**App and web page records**
▶
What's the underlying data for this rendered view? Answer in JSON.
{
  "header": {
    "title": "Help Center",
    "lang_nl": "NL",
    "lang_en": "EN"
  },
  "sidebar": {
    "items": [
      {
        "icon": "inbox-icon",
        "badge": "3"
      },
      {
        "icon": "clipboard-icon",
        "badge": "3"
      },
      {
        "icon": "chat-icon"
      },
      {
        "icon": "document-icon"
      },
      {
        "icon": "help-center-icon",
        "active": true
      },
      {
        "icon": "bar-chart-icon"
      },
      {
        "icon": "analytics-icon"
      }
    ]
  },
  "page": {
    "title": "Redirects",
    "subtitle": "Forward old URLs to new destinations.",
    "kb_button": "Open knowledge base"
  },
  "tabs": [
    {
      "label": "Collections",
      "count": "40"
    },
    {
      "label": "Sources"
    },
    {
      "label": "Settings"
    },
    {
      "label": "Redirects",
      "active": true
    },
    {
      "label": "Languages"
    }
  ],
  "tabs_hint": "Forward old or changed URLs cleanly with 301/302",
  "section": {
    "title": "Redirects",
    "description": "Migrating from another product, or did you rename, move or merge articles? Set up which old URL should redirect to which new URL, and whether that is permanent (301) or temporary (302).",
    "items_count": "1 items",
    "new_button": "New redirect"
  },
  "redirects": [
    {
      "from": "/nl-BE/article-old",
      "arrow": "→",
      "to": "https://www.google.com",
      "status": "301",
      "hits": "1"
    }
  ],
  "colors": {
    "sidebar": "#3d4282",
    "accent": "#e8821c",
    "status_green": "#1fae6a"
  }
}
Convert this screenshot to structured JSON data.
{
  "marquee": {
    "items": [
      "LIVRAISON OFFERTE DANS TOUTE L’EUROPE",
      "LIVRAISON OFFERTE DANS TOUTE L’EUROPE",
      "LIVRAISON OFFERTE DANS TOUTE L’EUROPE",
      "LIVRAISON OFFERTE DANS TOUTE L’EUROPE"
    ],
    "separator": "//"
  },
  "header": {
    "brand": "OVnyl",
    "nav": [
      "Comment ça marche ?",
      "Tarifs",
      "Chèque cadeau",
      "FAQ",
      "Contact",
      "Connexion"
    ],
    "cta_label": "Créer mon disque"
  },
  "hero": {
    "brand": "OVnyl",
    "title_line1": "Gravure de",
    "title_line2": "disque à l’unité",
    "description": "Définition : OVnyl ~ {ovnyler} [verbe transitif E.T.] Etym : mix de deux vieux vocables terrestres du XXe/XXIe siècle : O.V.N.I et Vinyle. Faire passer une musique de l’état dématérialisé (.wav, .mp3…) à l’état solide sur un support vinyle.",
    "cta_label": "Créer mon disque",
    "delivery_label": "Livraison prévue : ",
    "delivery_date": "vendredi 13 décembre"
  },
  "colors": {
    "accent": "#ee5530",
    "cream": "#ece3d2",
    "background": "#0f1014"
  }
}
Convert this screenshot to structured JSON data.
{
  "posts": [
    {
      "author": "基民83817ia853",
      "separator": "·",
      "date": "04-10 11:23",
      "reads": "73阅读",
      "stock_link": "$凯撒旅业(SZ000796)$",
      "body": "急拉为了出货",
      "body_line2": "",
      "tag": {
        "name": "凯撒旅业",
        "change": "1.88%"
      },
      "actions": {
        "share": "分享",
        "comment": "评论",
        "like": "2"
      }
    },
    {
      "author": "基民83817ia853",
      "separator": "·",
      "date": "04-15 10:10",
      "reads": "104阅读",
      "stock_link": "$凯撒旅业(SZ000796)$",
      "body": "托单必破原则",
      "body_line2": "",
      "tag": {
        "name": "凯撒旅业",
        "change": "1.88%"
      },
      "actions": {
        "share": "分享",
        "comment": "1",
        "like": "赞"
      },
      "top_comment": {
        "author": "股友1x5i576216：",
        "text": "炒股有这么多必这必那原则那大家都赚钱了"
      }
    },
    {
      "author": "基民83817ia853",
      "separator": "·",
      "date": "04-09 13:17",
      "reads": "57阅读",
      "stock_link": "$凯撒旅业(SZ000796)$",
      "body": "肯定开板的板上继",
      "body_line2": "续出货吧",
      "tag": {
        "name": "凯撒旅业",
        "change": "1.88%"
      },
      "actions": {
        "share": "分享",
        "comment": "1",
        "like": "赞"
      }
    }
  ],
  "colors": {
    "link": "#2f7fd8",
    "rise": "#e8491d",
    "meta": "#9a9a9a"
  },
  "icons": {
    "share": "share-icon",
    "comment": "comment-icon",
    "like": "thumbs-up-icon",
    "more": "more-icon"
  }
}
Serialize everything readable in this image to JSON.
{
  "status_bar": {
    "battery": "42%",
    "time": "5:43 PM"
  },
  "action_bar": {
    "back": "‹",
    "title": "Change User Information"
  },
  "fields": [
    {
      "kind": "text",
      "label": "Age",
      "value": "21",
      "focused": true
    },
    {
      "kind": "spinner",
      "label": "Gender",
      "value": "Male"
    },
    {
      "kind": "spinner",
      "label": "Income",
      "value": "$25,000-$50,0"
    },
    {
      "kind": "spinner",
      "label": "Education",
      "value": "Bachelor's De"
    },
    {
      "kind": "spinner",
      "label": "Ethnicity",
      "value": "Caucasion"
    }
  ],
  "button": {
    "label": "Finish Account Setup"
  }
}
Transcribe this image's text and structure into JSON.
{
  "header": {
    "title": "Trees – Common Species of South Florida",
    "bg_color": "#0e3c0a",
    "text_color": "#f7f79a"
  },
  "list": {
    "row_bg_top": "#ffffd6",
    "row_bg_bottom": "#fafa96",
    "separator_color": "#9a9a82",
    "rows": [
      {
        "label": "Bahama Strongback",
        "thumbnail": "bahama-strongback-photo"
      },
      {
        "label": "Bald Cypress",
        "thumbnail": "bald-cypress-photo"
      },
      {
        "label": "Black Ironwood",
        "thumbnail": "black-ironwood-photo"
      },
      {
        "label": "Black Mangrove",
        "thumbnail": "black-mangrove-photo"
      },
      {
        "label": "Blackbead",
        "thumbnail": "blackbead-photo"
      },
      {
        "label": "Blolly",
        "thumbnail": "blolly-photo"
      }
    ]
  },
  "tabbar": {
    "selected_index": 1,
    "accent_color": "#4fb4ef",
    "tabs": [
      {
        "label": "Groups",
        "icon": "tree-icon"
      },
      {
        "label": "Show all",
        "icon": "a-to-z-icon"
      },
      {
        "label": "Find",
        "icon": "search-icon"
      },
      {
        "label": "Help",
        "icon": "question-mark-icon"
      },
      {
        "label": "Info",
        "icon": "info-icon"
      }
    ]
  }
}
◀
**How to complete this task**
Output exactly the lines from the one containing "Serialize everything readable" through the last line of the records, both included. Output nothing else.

**Answer below**
Serialize everything readable in this image to JSON.
{
  "status_bar": {
    "battery": "42%",
    "time": "5:43 PM"
  },
  "action_bar": {
    "back": "‹",
    "title": "Change User Information"
  },
  "fields": [
    {
      "kind": "text",
      "label": "Age",
      "value": "21",
      "focused": true
    },
    {
      "kind": "spinner",
      "label": "Gender",
      "value": "Male"
    },
    {
      "kind": "spinner",
      "label": "Income",
      "value": "$25,000-$50,0"
    },
    {
      "kind": "spinner",
      "label": "Education",
      "value": "Bachelor's De"
    },
    {
      "kind": "spinner",
      "label": "Ethnicity",
      "value": "Caucasion"
    }
  ],
  "button": {
    "label": "Finish Account Setup"
  }
}
Transcribe this image's text and structure into JSON.
{
  "header": {
    "title": "Trees – Common Species of South Florida",
    "bg_color": "#0e3c0a",
    "text_color": "#f7f79a"
  },
  "list": {
    "row_bg_top": "#ffffd6",
    "row_bg_bottom": "#fafa96",
    "separator_color": "#9a9a82",
    "rows": [
      {
        "label": "Bahama Strongback",
        "thumbnail": "bahama-strongback-photo"
      },
      {
        "label": "Bald Cypress",
        "thumbnail": "bald-cypress-photo"
      },
      {
        "label": "Black Ironwood",
        "thumbnail": "black-ironwood-photo"
      },
      {
        "label": "Black Mangrove",
        "thumbnail": "black-mangrove-photo"
      },
      {
        "label": "Blackbead",
        "thumbnail": "blackbead-photo"
      },
      {
        "label": "Blolly",
        "thumbnail": "blolly-photo"
      }
    ]
  },
  "tabbar": {
    "selected_index": 1,
    "accent_color": "#4fb4ef",
    "tabs": [
      {
        "label": "Groups",
        "icon": "tree-icon"
      },
      {
        "label": "Show all",
        "icon": "a-to-z-icon"
      },
      {
        "label": "Find",
        "icon": "search-icon"
      },
      {
        "label": "Help",
        "icon": "question-mark-icon"
      },
      {
        "label": "Info",
        "icon": "info-icon"
      }
    ]
  }
}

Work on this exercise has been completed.